Security

One of the main focuses when working with any kind of data in the enterprise environment is the data integrity and security, especially when working with sensitive information. Corteza takes this seriously and defines a powerful permission system that allows you to control access to any resource, being an application or a single module field.

Resource level permissions are described in detail in the following sections. This section merely outlines the system.

Corteza uses Role-based access control (RBAC) as a method of restricting access based on the roles of individual users within the system. RBAC lets users have access rights only to the parts of the system/application they need and prevents them from accessing information that doesn’t pertain to them. By default, a user is assigned to "Everyone" role which is very limited due to security (in case someone uninvited registers to your system, they won’t see any data, Messaging channels, list of applications, etc.).

The first registered user is granted admin rights by default.

Each permission can be in one of the following states:

Inherit

To check the setting in the layer above. For example: if an individual application has access permissions set to "Inherit", it will use the permission set for All applications (default: "Deny"). Explicit "Allow" or "Deny" always override the Inherit value,

Allow

To allow the role to perform the operation over a specified resource,

Deny

To deny the role to perform the operation over a specified resource.

It’s good practice to limit system users a much as possible to avoid potential security breaches.

Permissions setting is fine-grained, meaning the system administrator can control permissions on several layers, for example:

  • which role can access applications

  • which role can read the data

  • which role can edit the data

  • which role can access admin area, etc.

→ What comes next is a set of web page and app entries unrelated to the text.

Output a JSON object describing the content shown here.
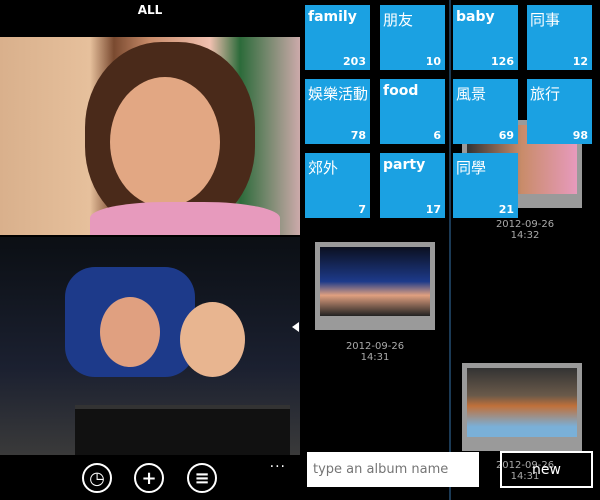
{
  "left_panel": {
    "title": "ALL",
    "more_label": "...",
    "appbar": [
      {
        "icon": "clock-icon",
        "glyph": "◷"
      },
      {
        "icon": "add-icon",
        "glyph": "+"
      },
      {
        "icon": "list-icon",
        "glyph": "≡"
      }
    ]
  },
  "right_panel": {
    "accent_color": "#1ba1e2",
    "albums": [
      {
        "name": "family",
        "count": "203"
      },
      {
        "name": "朋友",
        "count": "10"
      },
      {
        "name": "baby",
        "count": "126"
      },
      {
        "name": "同事",
        "count": "12"
      },
      {
        "name": "娛樂活動",
        "count": "78"
      },
      {
        "name": "food",
        "count": "6"
      },
      {
        "name": "風景",
        "count": "69"
      },
      {
        "name": "旅行",
        "count": "98"
      },
      {
        "name": "郊外",
        "count": "7"
      },
      {
        "name": "party",
        "count": "17"
      },
      {
        "name": "同學",
        "count": "21"
      }
    ],
    "timeline": [
      {
        "date": "2012-09-26",
        "time": "14:32"
      },
      {
        "date": "2012-09-26",
        "time": "14:31"
      },
      {
        "date": "2012-09-26",
        "time": "14:31"
      }
    ],
    "album_input": {
      "value": "",
      "placeholder": "type an album name"
    },
    "new_label": "new"
  }
}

Access control check flow

The overall flow of verifications if a role has access to perform an operation on a resource is the following:

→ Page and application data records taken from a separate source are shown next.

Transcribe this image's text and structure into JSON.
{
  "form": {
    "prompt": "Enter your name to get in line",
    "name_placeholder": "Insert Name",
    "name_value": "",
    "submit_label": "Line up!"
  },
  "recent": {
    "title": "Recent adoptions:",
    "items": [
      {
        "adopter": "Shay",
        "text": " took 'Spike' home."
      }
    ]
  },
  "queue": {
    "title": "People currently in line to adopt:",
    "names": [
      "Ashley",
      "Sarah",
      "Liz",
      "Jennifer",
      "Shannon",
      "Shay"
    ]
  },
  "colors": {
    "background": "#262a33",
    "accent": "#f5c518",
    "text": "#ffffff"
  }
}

  • Can this combination of roles perform an operation on this specific resource

  • Can this combination of roles perform an operation on any resource of the type (wildcard)

  • Can anyone/everyone perform an operation on this specific resource

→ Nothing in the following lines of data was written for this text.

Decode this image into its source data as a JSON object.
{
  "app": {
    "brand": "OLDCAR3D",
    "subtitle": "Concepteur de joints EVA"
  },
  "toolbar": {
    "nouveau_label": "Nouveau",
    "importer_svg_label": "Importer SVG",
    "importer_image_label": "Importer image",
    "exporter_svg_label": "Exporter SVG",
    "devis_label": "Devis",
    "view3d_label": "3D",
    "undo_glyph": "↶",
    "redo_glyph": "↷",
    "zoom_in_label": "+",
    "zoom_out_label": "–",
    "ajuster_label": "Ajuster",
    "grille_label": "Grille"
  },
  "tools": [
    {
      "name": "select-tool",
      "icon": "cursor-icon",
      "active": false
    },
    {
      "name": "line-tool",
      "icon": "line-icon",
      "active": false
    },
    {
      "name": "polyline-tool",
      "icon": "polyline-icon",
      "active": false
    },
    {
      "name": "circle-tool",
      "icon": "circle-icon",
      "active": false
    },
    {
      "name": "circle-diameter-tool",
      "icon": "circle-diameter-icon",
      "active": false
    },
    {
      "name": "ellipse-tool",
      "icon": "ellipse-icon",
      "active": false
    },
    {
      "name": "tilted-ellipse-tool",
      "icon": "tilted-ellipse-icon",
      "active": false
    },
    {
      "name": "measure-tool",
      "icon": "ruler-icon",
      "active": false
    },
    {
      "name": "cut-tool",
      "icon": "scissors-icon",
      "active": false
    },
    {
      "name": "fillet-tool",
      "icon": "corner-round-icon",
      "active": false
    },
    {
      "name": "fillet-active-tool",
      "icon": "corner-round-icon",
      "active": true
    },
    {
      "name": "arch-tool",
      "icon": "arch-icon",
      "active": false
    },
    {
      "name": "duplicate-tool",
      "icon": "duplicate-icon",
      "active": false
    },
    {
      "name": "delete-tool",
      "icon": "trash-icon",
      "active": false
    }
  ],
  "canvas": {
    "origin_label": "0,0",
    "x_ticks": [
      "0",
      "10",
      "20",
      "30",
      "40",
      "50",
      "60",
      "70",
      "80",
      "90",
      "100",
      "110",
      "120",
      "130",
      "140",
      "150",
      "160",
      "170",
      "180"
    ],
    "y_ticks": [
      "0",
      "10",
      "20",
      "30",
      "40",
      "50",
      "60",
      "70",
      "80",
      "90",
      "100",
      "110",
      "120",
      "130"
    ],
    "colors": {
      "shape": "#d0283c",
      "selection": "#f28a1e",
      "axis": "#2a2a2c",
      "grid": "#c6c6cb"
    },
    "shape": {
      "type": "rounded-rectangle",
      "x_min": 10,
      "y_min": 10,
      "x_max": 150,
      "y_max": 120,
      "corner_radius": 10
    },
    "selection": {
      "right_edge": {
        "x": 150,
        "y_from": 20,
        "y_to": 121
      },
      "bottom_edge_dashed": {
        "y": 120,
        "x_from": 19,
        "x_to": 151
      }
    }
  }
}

  • Can anyone/everyone perform an operation on any resource of the type (wildcard)

The check will return:

  • Inherit when:

    • No roles are given

    • More than 1 role is given and one of the given roles is Everyone

  • Deny when:

    • There is one rule with Deny value

  • Allow when:

    • There is at least one rule with Allow value (and no Deny rules)

Permissions in the Admin Panel are general and can be overwritten.

Tips and tricks

Modular approach

We suggest a modular role design, where we define multiple roles with a smaller set of permissions. For example:

  • CRM admin: only provides administration privileges for the CRM,

  • Messaging admin: only provides administration privileges for the messaging,

  • System admin: only provides administration privileges for the system.

Then we can easily "stick" these roles together when creating users.

There is no limit to the number of available roles or to the amount of members a role can have.